--- TASK PROMPT ---
Please return each entry exactly as it appears, but not the pictures.

[Page and application data records]
BEGIN

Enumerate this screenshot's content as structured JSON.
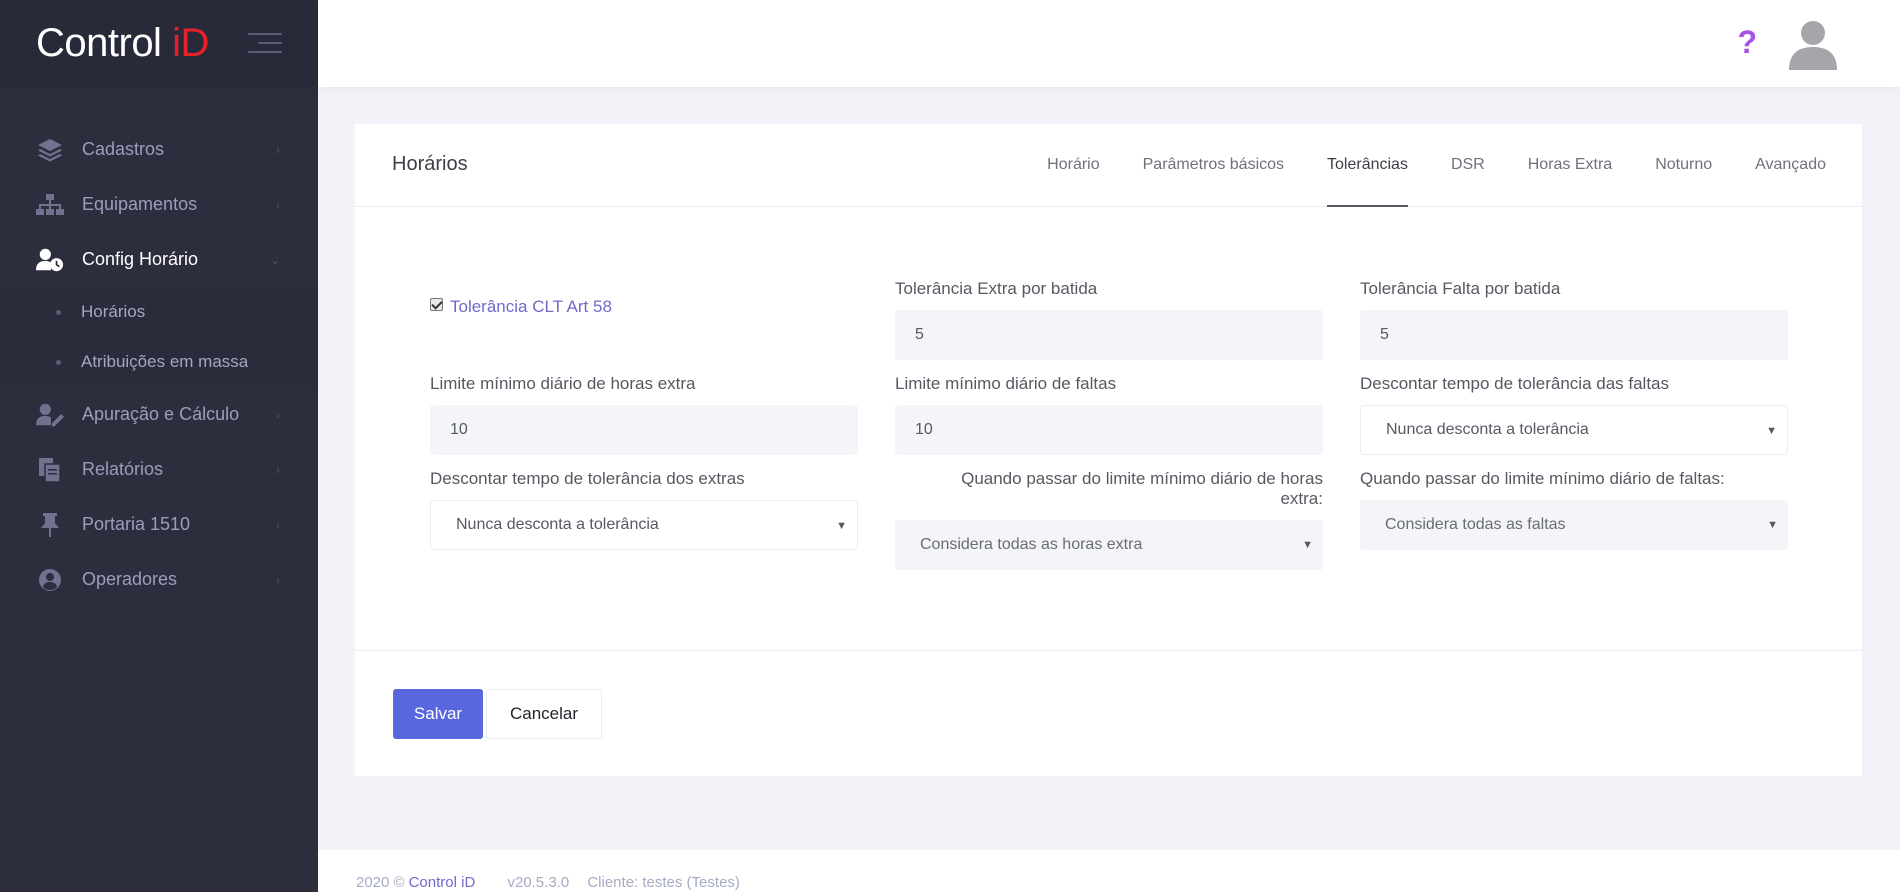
{
  "brand": {
    "logo_main": "Control ",
    "logo_accent": "iD"
  },
  "sidebar": {
    "items": [
      {
        "label": "Cadastros",
        "icon": "layers-icon"
      },
      {
        "label": "Equipamentos",
        "icon": "sitemap-icon"
      },
      {
        "label": "Config Horário",
        "icon": "user-clock-icon",
        "expanded": true
      },
      {
        "label": "Apuração e Cálculo",
        "icon": "user-edit-icon"
      },
      {
        "label": "Relatórios",
        "icon": "files-icon"
      },
      {
        "label": "Portaria 1510",
        "icon": "pin-icon"
      },
      {
        "label": "Operadores",
        "icon": "user-circle-icon"
      }
    ],
    "subitems": [
      {
        "label": "Horários"
      },
      {
        "label": "Atribuições em massa"
      }
    ]
  },
  "header": {
    "help": "?"
  },
  "card": {
    "title": "Horários",
    "tabs": [
      "Horário",
      "Parâmetros básicos",
      "Tolerâncias",
      "DSR",
      "Horas Extra",
      "Noturno",
      "Avançado"
    ],
    "active_tab": "Tolerâncias"
  },
  "form": {
    "clt_checkbox_label": "Tolerância CLT Art 58",
    "clt_checked": true,
    "extra_por_batida": {
      "label": "Tolerância Extra por batida",
      "value": "5"
    },
    "falta_por_batida": {
      "label": "Tolerância Falta por batida",
      "value": "5"
    },
    "limite_horas_extra": {
      "label": "Limite mínimo diário de horas extra",
      "value": "10"
    },
    "limite_faltas": {
      "label": "Limite mínimo diário de faltas",
      "value": "10"
    },
    "descontar_faltas": {
      "label": "Descontar tempo de tolerância das faltas",
      "value": "Nunca desconta a tolerância"
    },
    "descontar_extras": {
      "label": "Descontar tempo de tolerância dos extras",
      "value": "Nunca desconta a tolerância"
    },
    "quando_horas_extra": {
      "label_line1": "Quando passar do limite mínimo diário de horas",
      "label_line2": "extra:",
      "value": "Considera todas as horas extra"
    },
    "quando_faltas": {
      "label": "Quando passar do limite mínimo diário de faltas:",
      "value": "Considera todas as faltas"
    }
  },
  "actions": {
    "save": "Salvar",
    "cancel": "Cancelar"
  },
  "footer": {
    "copyright": "2020 ©",
    "brand": "Control iD",
    "version": "v20.5.3.0",
    "client": "Cliente: testes (Testes)"
  },
  "colors": {
    "sidebar_bg": "#2c2e3e",
    "accent": "#5867dd",
    "link": "#716aca",
    "logo_red": "#e8202a"
  }
}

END

--- YOUR RESPONSE ---
Enumerate this screenshot's content as structured JSON.
{
  "brand": {
    "logo_main": "Control ",
    "logo_accent": "iD"
  },
  "sidebar": {
    "items": [
      {
        "label": "Cadastros",
        "icon": "layers-icon"
      },
      {
        "label": "Equipamentos",
        "icon": "sitemap-icon"
      },
      {
        "label": "Config Horário",
        "icon": "user-clock-icon",
        "expanded": true
      },
      {
        "label": "Apuração e Cálculo",
        "icon": "user-edit-icon"
      },
      {
        "label": "Relatórios",
        "icon": "files-icon"
      },
      {
        "label": "Portaria 1510",
        "icon": "pin-icon"
      },
      {
        "label": "Operadores",
        "icon": "user-circle-icon"
      }
    ],
    "subitems": [
      {
        "label": "Horários"
      },
      {
        "label": "Atribuições em massa"
      }
    ]
  },
  "header": {
    "help": "?"
  },
  "card": {
    "title": "Horários",
    "tabs": [
      "Horário",
      "Parâmetros básicos",
      "Tolerâncias",
      "DSR",
      "Horas Extra",
      "Noturno",
      "Avançado"
    ],
    "active_tab": "Tolerâncias"
  },
  "form": {
    "clt_checkbox_label": "Tolerância CLT Art 58",
    "clt_checked": true,
    "extra_por_batida": {
      "label": "Tolerância Extra por batida",
      "value": "5"
    },
    "falta_por_batida": {
      "label": "Tolerância Falta por batida",
      "value": "5"
    },
    "limite_horas_extra": {
      "label": "Limite mínimo diário de horas extra",
      "value": "10"
    },
    "limite_faltas": {
      "label": "Limite mínimo diário de faltas",
      "value": "10"
    },
    "descontar_faltas": {
      "label": "Descontar tempo de tolerância das faltas",
      "value": "Nunca desconta a tolerância"
    },
    "descontar_extras": {
      "label": "Descontar tempo de tolerância dos extras",
      "value": "Nunca desconta a tolerância"
    },
    "quando_horas_extra": {
      "label_line1": "Quando passar do limite mínimo diário de horas",
      "label_line2": "extra:",
      "value": "Considera todas as horas extra"
    },
    "quando_faltas": {
      "label": "Quando passar do limite mínimo diário de faltas:",
      "value": "Considera todas as faltas"
    }
  },
  "actions": {
    "save": "Salvar",
    "cancel": "Cancelar"
  },
  "footer": {
    "copyright": "2020 ©",
    "brand": "Control iD",
    "version": "v20.5.3.0",
    "client": "Cliente: testes (Testes)"
  },
  "colors": {
    "sidebar_bg": "#2c2e3e",
    "accent": "#5867dd",
    "link": "#716aca",
    "logo_red": "#e8202a"
  }
}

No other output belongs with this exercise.